(Redirected from Thane)

Wintermark remains sparsely populated and the only large town is the former capital at Kalpaheim in Hahnmark. The majority of Winterfolk live in one of the many small settlements, called halls, that dot the land. Each hall is led by a Thane, and although Imperial justice is now dispensed by trained magistrates, the Thane continues to settle disputes that lie outside the law and to provide civic and military leadership.

Traditionally the Kallavesi chose the Wintermark monarch, although they never chose one of their own. This tradition is reflected in many halls, with the Winterfolk looking to the wise and prophetic Kallavesi to choose the most able candidate from amongst the Suaq and the Steinr. There are halls with Kallavesi Thanes, but these are usually the exception and occur when the majority of the inhabitants of the hall are Kallavesi.

Happy wintermark.jpg
The Witan is a time for finding spouses and partners.

The Winterfolk prefer strong, decisive leaders who make bold decisions and stick with them. They have little time for people who vacillate or prevaricate. When the Kallavesi believe that a powerful martial leader is needed they tend to pick a Steinr Thane, if they feel the situation calls for a clever shrewd leader they choose a Suaq. In either case they make an effort to ensure they pick a Thane who the hall can unite behind, the people of Wintermark have little interest in strained loyalties and internal disagreement.

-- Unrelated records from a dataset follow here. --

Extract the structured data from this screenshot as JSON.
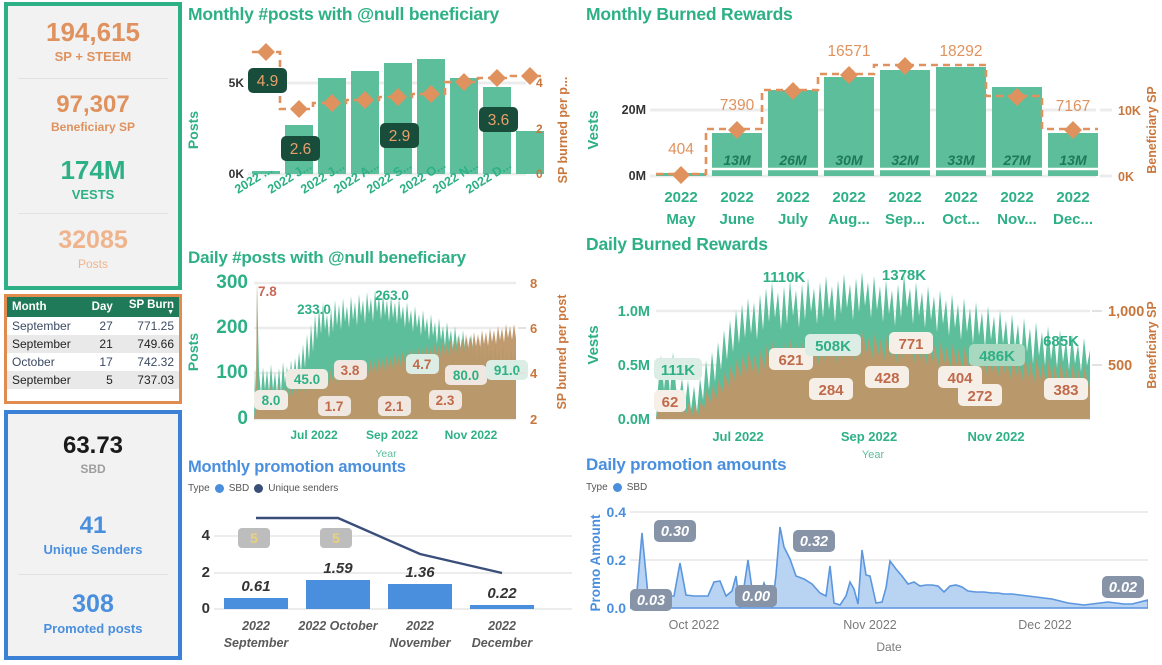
{
  "theme": {
    "green": "#2EB086",
    "green_fill": "#5CBE9B",
    "green_dark": "#1F7A5A",
    "orange": "#E0925E",
    "orange_light": "#EFA989",
    "tan": "#BE9668",
    "blue": "#4A8FDE",
    "blue_dark": "#3A4E7A",
    "grey": "#ADADAD",
    "label_bg": "#F6EFE8",
    "tooltip_dark": "#184D3B"
  },
  "kpi_green": {
    "items": [
      {
        "value": "194,615",
        "label": "SP + STEEM",
        "value_color": "#E0925E",
        "label_color": "#E0925E",
        "value_size": 26,
        "label_size": 13
      },
      {
        "value": "97,307",
        "label": "Beneficiary SP",
        "value_color": "#E0925E",
        "label_color": "#E0925E",
        "value_size": 24,
        "label_size": 12
      },
      {
        "value": "174M",
        "label": "VESTS",
        "value_color": "#2EB086",
        "label_color": "#2EB086",
        "value_size": 26,
        "label_size": 13
      },
      {
        "value": "32085",
        "label": "Posts",
        "value_color": "#F0B48C",
        "label_color": "#F0B48C",
        "value_size": 25,
        "label_size": 12
      }
    ]
  },
  "table": {
    "columns": [
      "Month",
      "Day",
      "SP Burn"
    ],
    "sorted_column": "SP Burn",
    "rows": [
      {
        "month": "September",
        "day": "27",
        "burn": "771.25"
      },
      {
        "month": "September",
        "day": "21",
        "burn": "749.66"
      },
      {
        "month": "October",
        "day": "17",
        "burn": "742.32"
      },
      {
        "month": "September",
        "day": "5",
        "burn": "737.03"
      }
    ]
  },
  "kpi_blue": {
    "items": [
      {
        "value": "63.73",
        "label": "SBD",
        "value_color": "#1A1A1A",
        "label_color": "#9E9E9E",
        "value_size": 24,
        "label_size": 12
      },
      {
        "value": "41",
        "label": "Unique Senders",
        "value_color": "#4A8FDE",
        "label_color": "#4A8FDE",
        "value_size": 24,
        "label_size": 13
      },
      {
        "value": "308",
        "label": "Promoted posts",
        "value_color": "#4A8FDE",
        "label_color": "#4A8FDE",
        "value_size": 25,
        "label_size": 13
      }
    ]
  },
  "chart_data": [
    {
      "id": "monthly_posts",
      "type": "bar",
      "title": "Monthly #posts with @null beneficiary",
      "xlabel": "",
      "ylabel": "Posts",
      "y2label": "SP burned per p...",
      "categories": [
        "2022 ...",
        "2022 J...",
        "2022 J...",
        "2022 A...",
        "2022 S...",
        "2022 O...",
        "2022 N...",
        "2022 D..."
      ],
      "ylim": [
        0,
        7000
      ],
      "yticks": [
        0,
        5000
      ],
      "yticklabels": [
        "0K",
        "5K"
      ],
      "y2lim": [
        0,
        5.6
      ],
      "y2ticks": [
        0,
        2,
        4
      ],
      "y2ticklabels": [
        "0",
        "2",
        "4"
      ],
      "series": [
        {
          "name": "Posts",
          "type": "bar",
          "color": "#5CBE9B",
          "values": [
            120,
            2700,
            5300,
            5700,
            6100,
            6300,
            5300,
            4800,
            2400
          ]
        },
        {
          "name": "SP burned per post",
          "type": "line-step",
          "color": "#E0925E",
          "values": [
            4.9,
            2.6,
            2.75,
            2.85,
            2.9,
            2.95,
            3.4,
            3.55,
            3.6
          ]
        }
      ],
      "bar_values": [
        120,
        2700,
        5300,
        5700,
        6100,
        6300,
        5300,
        4800,
        2400
      ],
      "line_values": [
        4.9,
        2.6,
        2.75,
        2.85,
        2.9,
        2.95,
        3.4,
        3.55,
        3.6
      ],
      "data_labels": [
        {
          "text": "4.9",
          "style": "dark"
        },
        {
          "text": "2.6",
          "style": "dark"
        },
        {
          "text": "2.9",
          "style": "dark"
        },
        {
          "text": "3.6",
          "style": "dark"
        }
      ]
    },
    {
      "id": "monthly_burned",
      "type": "bar",
      "title": "Monthly Burned Rewards",
      "xlabel": "",
      "ylabel": "Vests",
      "y2label": "Beneficiary SP",
      "categories": [
        "2022\nMay",
        "2022\nJune",
        "2022\nJuly",
        "2022\nAug...",
        "2022\nSep...",
        "2022\nOct...",
        "2022\nNov...",
        "2022\nDec..."
      ],
      "ylim": [
        0,
        36000000
      ],
      "yticks": [
        0,
        20000000
      ],
      "yticklabels": [
        "0M",
        "20M"
      ],
      "y2lim": [
        0,
        20000
      ],
      "y2ticks": [
        0,
        10000
      ],
      "y2ticklabels": [
        "0K",
        "10K"
      ],
      "series": [
        {
          "name": "Vests",
          "type": "bar",
          "color": "#5CBE9B",
          "values": [
            400000,
            13000000,
            26000000,
            30000000,
            32000000,
            33000000,
            27000000,
            13000000
          ]
        },
        {
          "name": "Beneficiary SP",
          "type": "line-step",
          "color": "#E0925E",
          "values": [
            404,
            7390,
            13000,
            15600,
            16900,
            16900,
            12100,
            7167
          ]
        }
      ],
      "bar_labels": [
        "",
        "13M",
        "26M",
        "30M",
        "32M",
        "33M",
        "27M",
        "13M"
      ],
      "line_labels": [
        "404",
        "7390",
        "",
        "16571",
        "",
        "18292",
        "",
        "7167"
      ]
    },
    {
      "id": "daily_posts",
      "type": "area",
      "title": "Daily #posts with @null beneficiary",
      "xlabel": "Year",
      "ylabel": "Posts",
      "y2label": "SP burned per post",
      "ylim": [
        0,
        300
      ],
      "yticks": [
        0,
        100,
        200,
        300
      ],
      "yticklabels": [
        "0",
        "100",
        "200",
        "300"
      ],
      "y2lim": [
        0,
        8
      ],
      "y2ticks": [
        0,
        2,
        4,
        6,
        8
      ],
      "y2ticklabels": [
        "0",
        "2",
        "4",
        "6",
        "8"
      ],
      "xticklabels": [
        "Jul 2022",
        "Sep 2022",
        "Nov 2022"
      ],
      "series": [
        {
          "name": "Posts",
          "color": "#5CBE9B"
        },
        {
          "name": "SP burned per post",
          "color": "#BE9668"
        }
      ],
      "annotations": [
        {
          "text": "7.8",
          "color": "#C86A5A"
        },
        {
          "text": "233.0",
          "color": "#2EB086"
        },
        {
          "text": "263.0",
          "color": "#2EB086"
        },
        {
          "text": "8.0",
          "color": "#2EB086"
        },
        {
          "text": "45.0",
          "color": "#2EB086"
        },
        {
          "text": "3.8",
          "color": "#C06A4A"
        },
        {
          "text": "1.7",
          "color": "#C06A4A"
        },
        {
          "text": "2.1",
          "color": "#C06A4A"
        },
        {
          "text": "4.7",
          "color": "#C06A4A"
        },
        {
          "text": "2.3",
          "color": "#C06A4A"
        },
        {
          "text": "80.0",
          "color": "#2EB086"
        },
        {
          "text": "91.0",
          "color": "#2EB086"
        }
      ]
    },
    {
      "id": "daily_burned",
      "type": "area",
      "title": "Daily Burned Rewards",
      "xlabel": "Year",
      "ylabel": "Vests",
      "y2label": "Beneficiary SP",
      "ylim": [
        0,
        1500000
      ],
      "yticks": [
        0,
        500000,
        1000000
      ],
      "yticklabels": [
        "0.0M",
        "0.5M",
        "1.0M"
      ],
      "y2lim": [
        0,
        1200
      ],
      "y2ticks": [
        500,
        1000
      ],
      "y2ticklabels": [
        "500",
        "1,000"
      ],
      "xticklabels": [
        "Jul 2022",
        "Sep 2022",
        "Nov 2022"
      ],
      "series": [
        {
          "name": "Vests",
          "color": "#5CBE9B"
        },
        {
          "name": "Beneficiary SP",
          "color": "#BE9668"
        }
      ],
      "annotations": [
        {
          "text": "1110K",
          "color": "#2EB086"
        },
        {
          "text": "1378K",
          "color": "#2EB086"
        },
        {
          "text": "111K",
          "color": "#2EB086"
        },
        {
          "text": "62",
          "color": "#C06A4A"
        },
        {
          "text": "621",
          "color": "#C06A4A"
        },
        {
          "text": "508K",
          "color": "#2EB086"
        },
        {
          "text": "284",
          "color": "#C06A4A"
        },
        {
          "text": "428",
          "color": "#C06A4A"
        },
        {
          "text": "771",
          "color": "#C06A4A"
        },
        {
          "text": "404",
          "color": "#C06A4A"
        },
        {
          "text": "272",
          "color": "#C06A4A"
        },
        {
          "text": "486K",
          "color": "#2EB086"
        },
        {
          "text": "685K",
          "color": "#2EB086"
        },
        {
          "text": "383",
          "color": "#C06A4A"
        }
      ]
    },
    {
      "id": "monthly_promo",
      "type": "bar",
      "title": "Monthly promotion amounts",
      "legend_title": "Type",
      "legend": [
        {
          "label": "SBD",
          "color": "#4A8FDE"
        },
        {
          "label": "Unique senders",
          "color": "#3A4E7A"
        }
      ],
      "categories": [
        "2022\nSeptember",
        "2022 October",
        "2022\nNovember",
        "2022\nDecember"
      ],
      "ylim": [
        0,
        5.4
      ],
      "yticks": [
        0,
        2,
        4
      ],
      "yticklabels": [
        "0",
        "2",
        "4"
      ],
      "series": [
        {
          "name": "SBD",
          "type": "bar",
          "color": "#4A8FDE",
          "values": [
            0.61,
            1.59,
            1.36,
            0.22
          ]
        },
        {
          "name": "Unique senders",
          "type": "line",
          "color": "#3A4E7A",
          "values": [
            5,
            5,
            3,
            2
          ]
        }
      ],
      "bar_labels": [
        "0.61",
        "1.59",
        "1.36",
        "0.22"
      ],
      "line_labels": [
        "5",
        "5",
        "",
        ""
      ]
    },
    {
      "id": "daily_promo",
      "type": "area",
      "title": "Daily promotion amounts",
      "legend_title": "Type",
      "legend": [
        {
          "label": "SBD",
          "color": "#4A8FDE"
        }
      ],
      "xlabel": "Date",
      "ylabel": "Promo Amount",
      "ylim": [
        0,
        0.4
      ],
      "yticks": [
        0,
        0.2,
        0.4
      ],
      "yticklabels": [
        "0.0",
        "0.2",
        "0.4"
      ],
      "xticklabels": [
        "Oct 2022",
        "Nov 2022",
        "Dec 2022"
      ],
      "annotations": [
        {
          "text": "0.30"
        },
        {
          "text": "0.03"
        },
        {
          "text": "0.00"
        },
        {
          "text": "0.32"
        },
        {
          "text": "0.02"
        }
      ]
    }
  ]
}
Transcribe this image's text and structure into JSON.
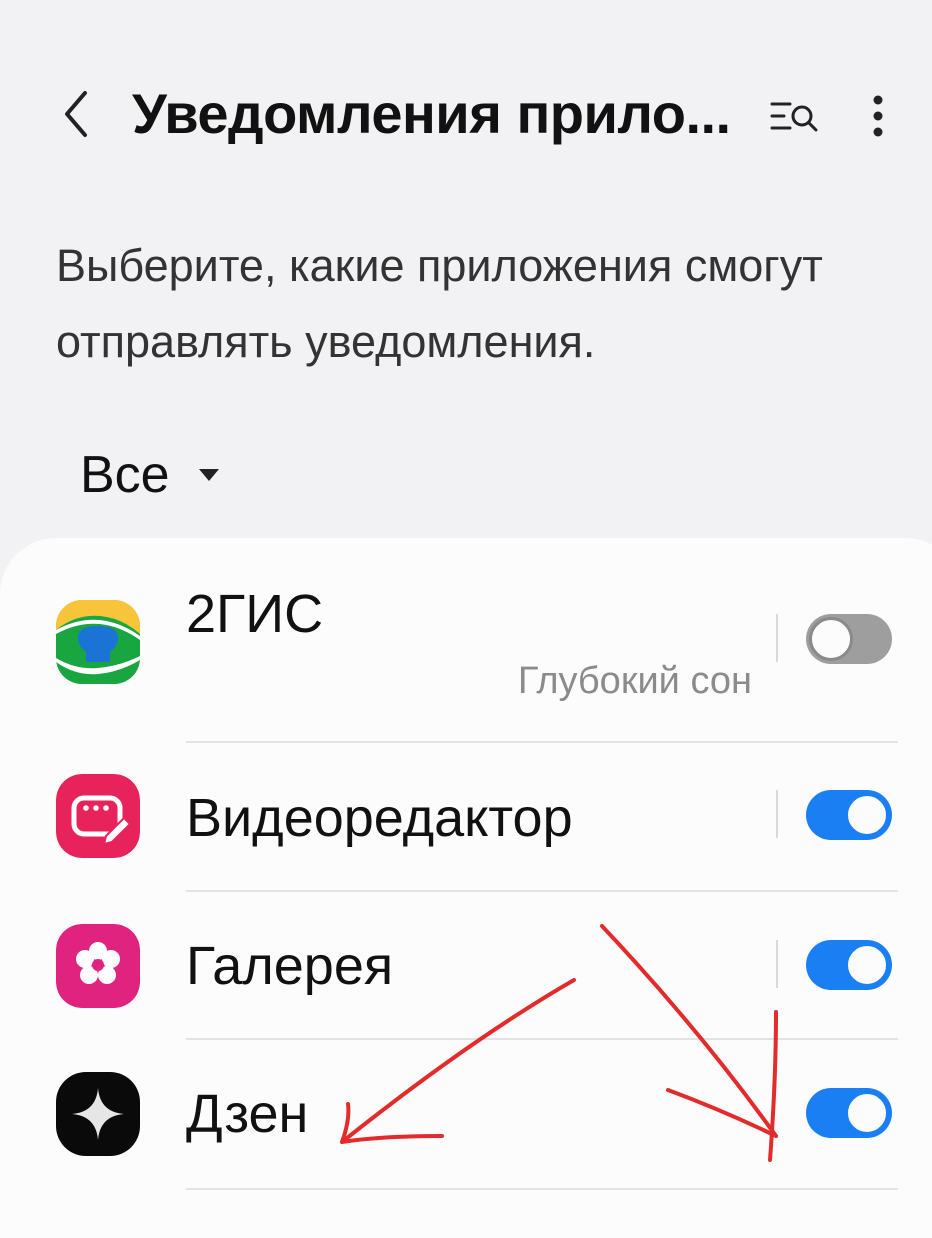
{
  "header": {
    "title": "Уведомления прило...",
    "back_icon": "chevron-left-icon",
    "search_icon": "list-search-icon",
    "more_icon": "more-vertical-icon"
  },
  "description": "Выберите, какие приложения смогут отправлять уведомления.",
  "filter": {
    "selected": "Все"
  },
  "apps": [
    {
      "name": "2ГИС",
      "subtitle": "Глубокий сон",
      "enabled": false,
      "icon": "2gis-icon"
    },
    {
      "name": "Видеоредактор",
      "enabled": true,
      "icon": "video-editor-icon"
    },
    {
      "name": "Галерея",
      "enabled": true,
      "icon": "gallery-icon"
    },
    {
      "name": "Дзен",
      "enabled": true,
      "icon": "dzen-icon"
    }
  ],
  "colors": {
    "accent": "#1a7ff3",
    "background": "#f2f2f4",
    "card": "#fcfcfc",
    "annotation": "#e32b2b"
  }
}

The forerunner of the Senate was the Witan, a grand moot held at Kalpaheim. Here the representatives of each hall met to discuss the business of the nation with the monarch. Today it is a festive gathering; those who involve themselves in national and Imperial business gather to eat, drink and plan for the year ahead. It is also a time for finding spouses, for seeking out mentors or apprentices, resolving internal conflicts and generally keeping the nation of Wintermark functioning as a strong, healthy whole.

Leading a territory

The symbol of Wintermark is three interlocking rings, representing the belief that the nation is stronger for the influence and inclusion of all three traditions. To preserve this heritage the Winterfolk ensure that they pick a single Senator who follows each tradition. The Steinr select the senator for Hahnmark, the Suaq select the senator for Sermersuaq and the Kallavesi the senator for Kallavesa. When Skarsind was part of Wintermark before being ceded to the Imperial Orcs, the traditions rotated who selected the senator. For example, at the Spring Equinox 379YE it was the turn of the Kallavesa and in 380YE it would have been the turn of the Steinr.

For each territory, every candidate who wishes to be considered sets out a jar bearing their name. Any Winterfolk of the appropriate tradition who wishes to express support may drop a single coin into one or more of the jars over the next half-hour. The face value of the coins is irrelevant, but by tradition, wealthy or earnest supporters will try to outdo each other by adding a more valuable coin. At the end of the thirty minutes, the jar containing the most coins bears the name of the new Senator. The money is given to the stormcrows to be distributed amongst the poorest Winterfolk present.

Although the senators are chosen by followers of a single tradition, in theory it is possible for any of the Winterfolk to stand as a candidate for any territory. In practice it is rare for the Steinr not to choose one of their own, and likewise for the Suaq and the Kallavesi.

The senators for each Imperial territory are re-elected at specific equinoxes and solstices during the year. The senator for Sermersuaq is elected at the Summer Solstice, the senator for Hahnmark is elected at the Autumn Equinox, and the senator for Kallavesa is elected at the Winter Solstice. Prior to the relinquishment of Skarsind, the senator was elected at the Spring equinox.


The current senators of Wintermark are listed below - see the individual territory pages for a full election history for each position.

Further Reading

Core Brief

Further Reading